### Task item:
Return the listing that follows exactly, with no pictures included.

Input records Start Marker

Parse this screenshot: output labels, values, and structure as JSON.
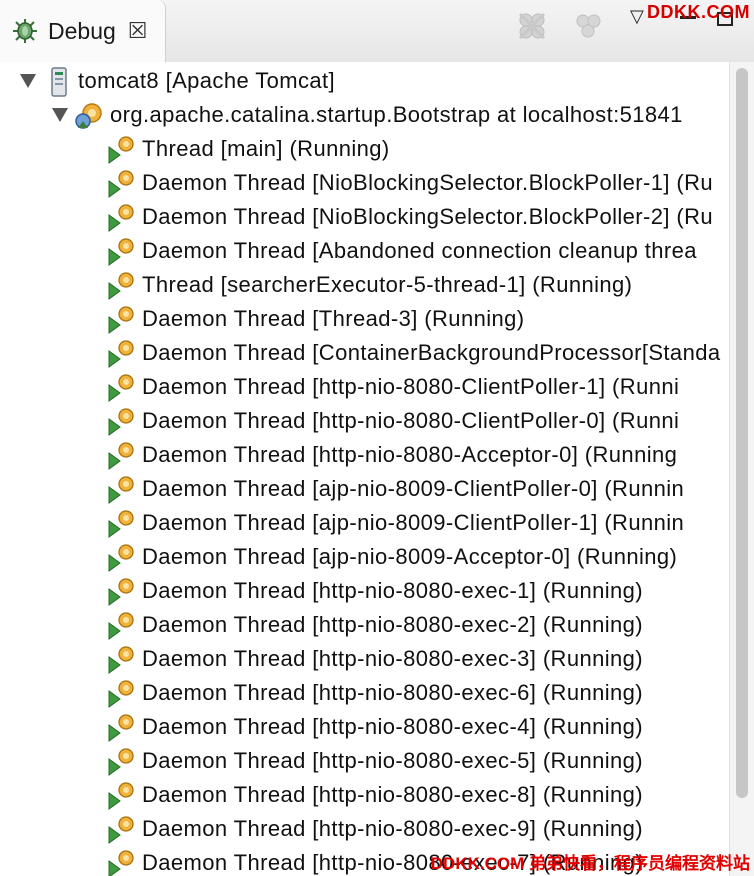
{
  "view_tab": {
    "title": "Debug",
    "close_glyph": "☒"
  },
  "toolbar": {
    "icons": [
      "remove-terminated-icon",
      "remove-all-terminated-icon"
    ],
    "menu_glyph": "▽"
  },
  "watermark": {
    "top": "DDKK.COM",
    "bottom": "DDKK.COM 弟弟快看，程序员编程资料站"
  },
  "tree": {
    "server": "tomcat8 [Apache Tomcat]",
    "vm": "org.apache.catalina.startup.Bootstrap at localhost:51841",
    "threads": [
      "Thread [main] (Running)",
      "Daemon Thread [NioBlockingSelector.BlockPoller-1] (Ru",
      "Daemon Thread [NioBlockingSelector.BlockPoller-2] (Ru",
      "Daemon Thread [Abandoned connection cleanup threa",
      "Thread [searcherExecutor-5-thread-1] (Running)",
      "Daemon Thread [Thread-3] (Running)",
      "Daemon Thread [ContainerBackgroundProcessor[Standa",
      "Daemon Thread [http-nio-8080-ClientPoller-1] (Runni",
      "Daemon Thread [http-nio-8080-ClientPoller-0] (Runni",
      "Daemon Thread [http-nio-8080-Acceptor-0] (Running",
      "Daemon Thread [ajp-nio-8009-ClientPoller-0] (Runnin",
      "Daemon Thread [ajp-nio-8009-ClientPoller-1] (Runnin",
      "Daemon Thread [ajp-nio-8009-Acceptor-0] (Running)",
      "Daemon Thread [http-nio-8080-exec-1] (Running)",
      "Daemon Thread [http-nio-8080-exec-2] (Running)",
      "Daemon Thread [http-nio-8080-exec-3] (Running)",
      "Daemon Thread [http-nio-8080-exec-6] (Running)",
      "Daemon Thread [http-nio-8080-exec-4] (Running)",
      "Daemon Thread [http-nio-8080-exec-5] (Running)",
      "Daemon Thread [http-nio-8080-exec-8] (Running)",
      "Daemon Thread [http-nio-8080-exec-9] (Running)",
      "Daemon Thread [http-nio-8080-exec-7] (Running)"
    ]
  }
}
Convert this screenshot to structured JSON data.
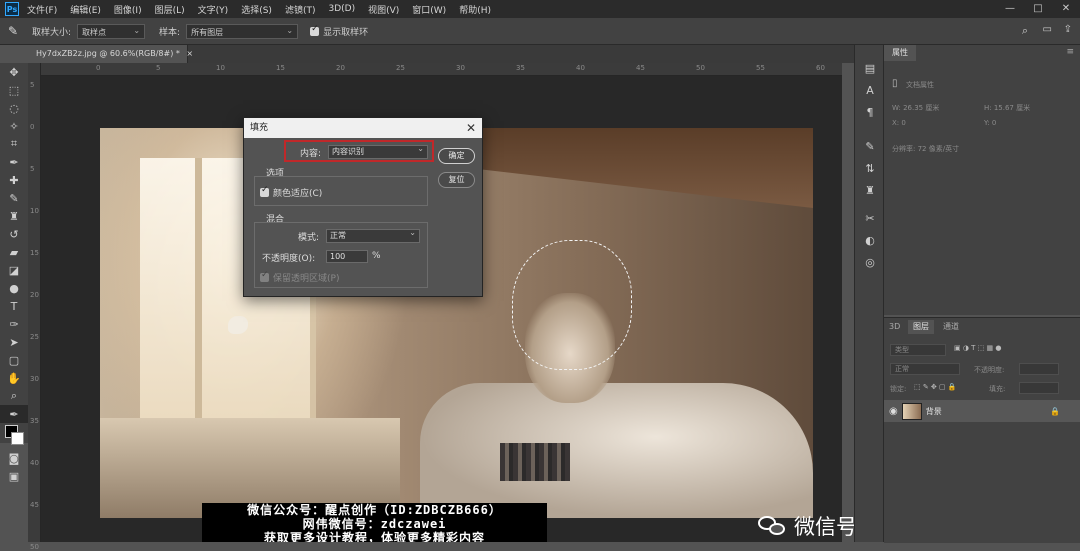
{
  "menubar": {
    "logo": "Ps",
    "items": [
      "文件(F)",
      "编辑(E)",
      "图像(I)",
      "图层(L)",
      "文字(Y)",
      "选择(S)",
      "滤镜(T)",
      "3D(D)",
      "视图(V)",
      "窗口(W)",
      "帮助(H)"
    ],
    "window_controls": [
      "—",
      "□",
      "✕"
    ]
  },
  "options_bar": {
    "sample_size_label": "取样大小:",
    "sample_size_value": "取样点",
    "sample_label": "样本:",
    "sample_value": "所有图层",
    "show_ring_label": "显示取样环"
  },
  "document_tab": {
    "title": "Hy7dxZB2z.jpg @ 60.6%(RGB/8#) *",
    "close": "×"
  },
  "ruler": {
    "top_ticks": [
      "0",
      "5",
      "10",
      "15",
      "20",
      "25",
      "30",
      "35",
      "40",
      "45",
      "50",
      "55",
      "60"
    ],
    "left_ticks": [
      "5",
      "0",
      "5",
      "10",
      "15",
      "20",
      "25",
      "30",
      "35",
      "40",
      "45",
      "50"
    ]
  },
  "fill_dialog": {
    "title": "填充",
    "close": "✕",
    "content_label": "内容:",
    "content_value": "内容识别",
    "ok_label": "确定",
    "reset_label": "复位",
    "options_label": "选项",
    "color_adapt_label": "颜色适应(C)",
    "blend_label": "混合",
    "mode_label": "模式:",
    "mode_value": "正常",
    "opacity_label": "不透明度(O):",
    "opacity_value": "100",
    "opacity_unit": "%",
    "preserve_label": "保留透明区域(P)"
  },
  "properties_panel": {
    "tab": "属性",
    "doc_label": "文档属性",
    "w_label": "W: 26.35 厘米",
    "h_label": "H: 15.67 厘米",
    "x_label": "X: 0",
    "y_label": "Y: 0",
    "resolution_label": "分辨率: 72 像素/英寸"
  },
  "layers_panel": {
    "tabs": [
      "3D",
      "图层",
      "通道"
    ],
    "kind_filter": "类型",
    "blend_mode": "正常",
    "opacity_label": "不透明度:",
    "lock_label": "锁定:",
    "fill_label": "填充:",
    "layer_name": "背景"
  },
  "watermarks": {
    "line1": "微信公众号：醒点创作（ID:ZDBCZB666）",
    "line2": "网伟微信号：zdczawei",
    "line3": "获取更多设计教程，体验更多精彩内容",
    "wechat_id": "微信号: ZDBCZB666"
  },
  "colors": {
    "accent_red": "#c0282a",
    "ps_blue": "#31a8ff"
  }
}
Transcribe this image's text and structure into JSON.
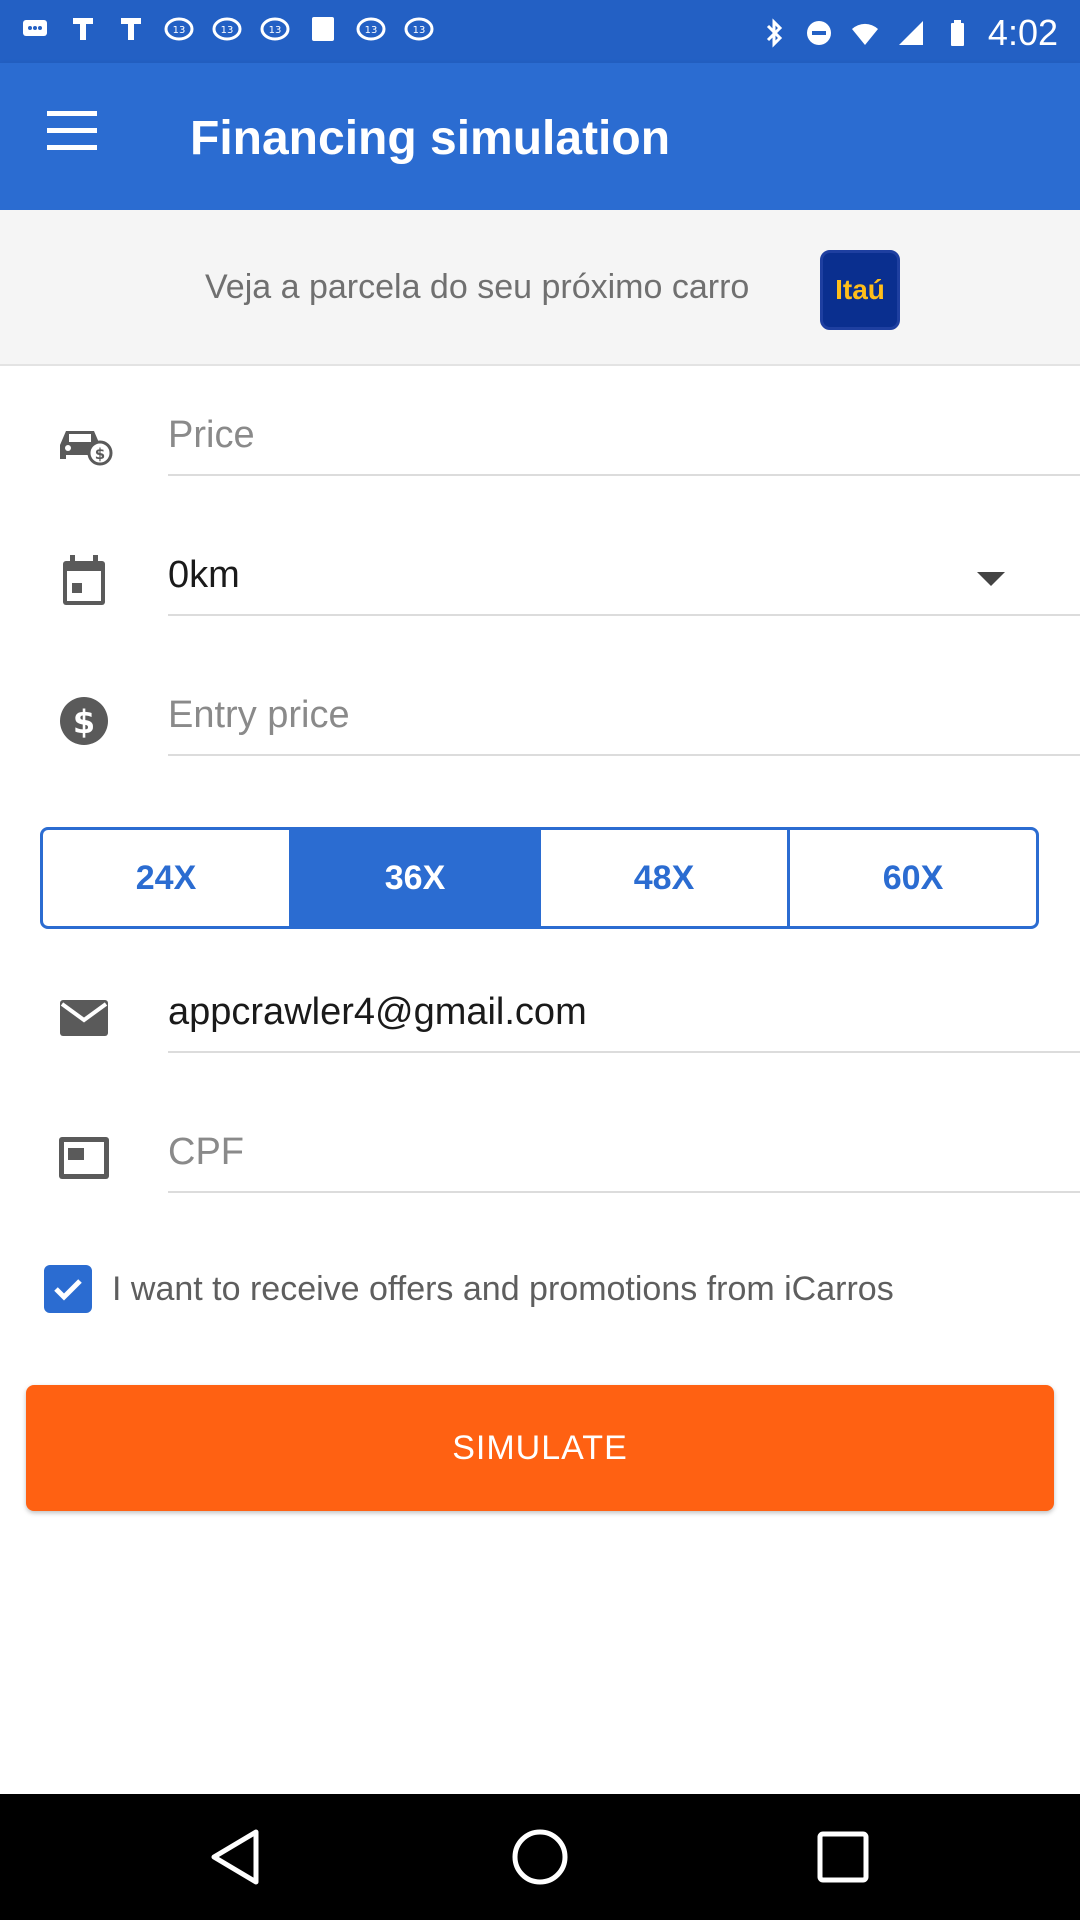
{
  "status_bar": {
    "time": "4:02",
    "left_icons": [
      "messages-icon",
      "notification-icon",
      "notification-icon",
      "tv-channel-icon",
      "tv-channel-icon",
      "tv-channel-icon",
      "blank-notification-icon",
      "tv-channel-icon",
      "tv-channel-icon"
    ],
    "right_icons": [
      "bluetooth-icon",
      "do-not-disturb-icon",
      "wifi-icon",
      "cellular-signal-icon",
      "battery-icon"
    ]
  },
  "app_bar": {
    "title": "Financing simulation",
    "menu_icon": "hamburger-menu-icon"
  },
  "banner": {
    "text": "Veja a parcela do seu próximo carro",
    "logo_text": "Itaú"
  },
  "form": {
    "price": {
      "placeholder": "Price",
      "icon": "car-price-icon"
    },
    "condition": {
      "value": "0km",
      "icon": "calendar-icon"
    },
    "entry_price": {
      "placeholder": "Entry price",
      "icon": "dollar-icon"
    },
    "email": {
      "value": "appcrawler4@gmail.com",
      "icon": "email-icon"
    },
    "cpf": {
      "placeholder": "CPF",
      "icon": "id-card-icon"
    }
  },
  "installments": {
    "options": [
      "24X",
      "36X",
      "48X",
      "60X"
    ],
    "selected": "36X"
  },
  "offers_checkbox": {
    "label": "I want to receive offers and promotions from iCarros",
    "checked": true
  },
  "simulate_button": {
    "label": "SIMULATE"
  },
  "colors": {
    "status_bar": "#2360c4",
    "primary": "#2b6cd1",
    "accent": "#ff6112",
    "itau_blue": "#0a2f8f",
    "itau_yellow": "#ffbe1a"
  }
}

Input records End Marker

### Result of the exercise:
Parse this screenshot: output labels, values, and structure as JSON.
{
  "view_tab": {
    "title": "Debug",
    "close_glyph": "☒"
  },
  "toolbar": {
    "icons": [
      "remove-terminated-icon",
      "remove-all-terminated-icon"
    ],
    "menu_glyph": "▽"
  },
  "watermark": {
    "top": "DDKK.COM",
    "bottom": "DDKK.COM 弟弟快看，程序员编程资料站"
  },
  "tree": {
    "server": "tomcat8 [Apache Tomcat]",
    "vm": "org.apache.catalina.startup.Bootstrap at localhost:51841",
    "threads": [
      "Thread [main] (Running)",
      "Daemon Thread [NioBlockingSelector.BlockPoller-1] (Ru",
      "Daemon Thread [NioBlockingSelector.BlockPoller-2] (Ru",
      "Daemon Thread [Abandoned connection cleanup threa",
      "Thread [searcherExecutor-5-thread-1] (Running)",
      "Daemon Thread [Thread-3] (Running)",
      "Daemon Thread [ContainerBackgroundProcessor[Standa",
      "Daemon Thread [http-nio-8080-ClientPoller-1] (Runni",
      "Daemon Thread [http-nio-8080-ClientPoller-0] (Runni",
      "Daemon Thread [http-nio-8080-Acceptor-0] (Running",
      "Daemon Thread [ajp-nio-8009-ClientPoller-0] (Runnin",
      "Daemon Thread [ajp-nio-8009-ClientPoller-1] (Runnin",
      "Daemon Thread [ajp-nio-8009-Acceptor-0] (Running)",
      "Daemon Thread [http-nio-8080-exec-1] (Running)",
      "Daemon Thread [http-nio-8080-exec-2] (Running)",
      "Daemon Thread [http-nio-8080-exec-3] (Running)",
      "Daemon Thread [http-nio-8080-exec-6] (Running)",
      "Daemon Thread [http-nio-8080-exec-4] (Running)",
      "Daemon Thread [http-nio-8080-exec-5] (Running)",
      "Daemon Thread [http-nio-8080-exec-8] (Running)",
      "Daemon Thread [http-nio-8080-exec-9] (Running)",
      "Daemon Thread [http-nio-8080-exec-7] (Running)"
    ]
  }
}
Convert this screenshot to structured JSON data.
{
  "menubar": {
    "logo": "Ps",
    "items": [
      "文件(F)",
      "编辑(E)",
      "图像(I)",
      "图层(L)",
      "文字(Y)",
      "选择(S)",
      "滤镜(T)",
      "3D(D)",
      "视图(V)",
      "窗口(W)",
      "帮助(H)"
    ],
    "window_controls": [
      "—",
      "□",
      "✕"
    ]
  },
  "options_bar": {
    "sample_size_label": "取样大小:",
    "sample_size_value": "取样点",
    "sample_label": "样本:",
    "sample_value": "所有图层",
    "show_ring_label": "显示取样环"
  },
  "document_tab": {
    "title": "Hy7dxZB2z.jpg @ 60.6%(RGB/8#) *",
    "close": "×"
  },
  "ruler": {
    "top_ticks": [
      "0",
      "5",
      "10",
      "15",
      "20",
      "25",
      "30",
      "35",
      "40",
      "45",
      "50",
      "55",
      "60"
    ],
    "left_ticks": [
      "5",
      "0",
      "5",
      "10",
      "15",
      "20",
      "25",
      "30",
      "35",
      "40",
      "45",
      "50"
    ]
  },
  "fill_dialog": {
    "title": "填充",
    "close": "✕",
    "content_label": "内容:",
    "content_value": "内容识别",
    "ok_label": "确定",
    "reset_label": "复位",
    "options_label": "选项",
    "color_adapt_label": "颜色适应(C)",
    "blend_label": "混合",
    "mode_label": "模式:",
    "mode_value": "正常",
    "opacity_label": "不透明度(O):",
    "opacity_value": "100",
    "opacity_unit": "%",
    "preserve_label": "保留透明区域(P)"
  },
  "properties_panel": {
    "tab": "属性",
    "doc_label": "文档属性",
    "w_label": "W: 26.35 厘米",
    "h_label": "H: 15.67 厘米",
    "x_label": "X: 0",
    "y_label": "Y: 0",
    "resolution_label": "分辨率: 72 像素/英寸"
  },
  "layers_panel": {
    "tabs": [
      "3D",
      "图层",
      "通道"
    ],
    "kind_filter": "类型",
    "blend_mode": "正常",
    "opacity_label": "不透明度:",
    "lock_label": "锁定:",
    "fill_label": "填充:",
    "layer_name": "背景"
  },
  "watermarks": {
    "line1": "微信公众号：醒点创作（ID:ZDBCZB666）",
    "line2": "网伟微信号：zdczawei",
    "line3": "获取更多设计教程，体验更多精彩内容",
    "wechat_id": "微信号: ZDBCZB666"
  },
  "colors": {
    "accent_red": "#c0282a",
    "ps_blue": "#31a8ff"
  }
}
Transcribe this image's text and structure into JSON.
{
  "status_bar": {
    "time": "4:02",
    "left_icons": [
      "messages-icon",
      "notification-icon",
      "notification-icon",
      "tv-channel-icon",
      "tv-channel-icon",
      "tv-channel-icon",
      "blank-notification-icon",
      "tv-channel-icon",
      "tv-channel-icon"
    ],
    "right_icons": [
      "bluetooth-icon",
      "do-not-disturb-icon",
      "wifi-icon",
      "cellular-signal-icon",
      "battery-icon"
    ]
  },
  "app_bar": {
    "title": "Financing simulation",
    "menu_icon": "hamburger-menu-icon"
  },
  "banner": {
    "text": "Veja a parcela do seu próximo carro",
    "logo_text": "Itaú"
  },
  "form": {
    "price": {
      "placeholder": "Price",
      "icon": "car-price-icon"
    },
    "condition": {
      "value": "0km",
      "icon": "calendar-icon"
    },
    "entry_price": {
      "placeholder": "Entry price",
      "icon": "dollar-icon"
    },
    "email": {
      "value": "appcrawler4@gmail.com",
      "icon": "email-icon"
    },
    "cpf": {
      "placeholder": "CPF",
      "icon": "id-card-icon"
    }
  },
  "installments": {
    "options": [
      "24X",
      "36X",
      "48X",
      "60X"
    ],
    "selected": "36X"
  },
  "offers_checkbox": {
    "label": "I want to receive offers and promotions from iCarros",
    "checked": true
  },
  "simulate_button": {
    "label": "SIMULATE"
  },
  "colors": {
    "status_bar": "#2360c4",
    "primary": "#2b6cd1",
    "accent": "#ff6112",
    "itau_blue": "#0a2f8f",
    "itau_yellow": "#ffbe1a"
  }
}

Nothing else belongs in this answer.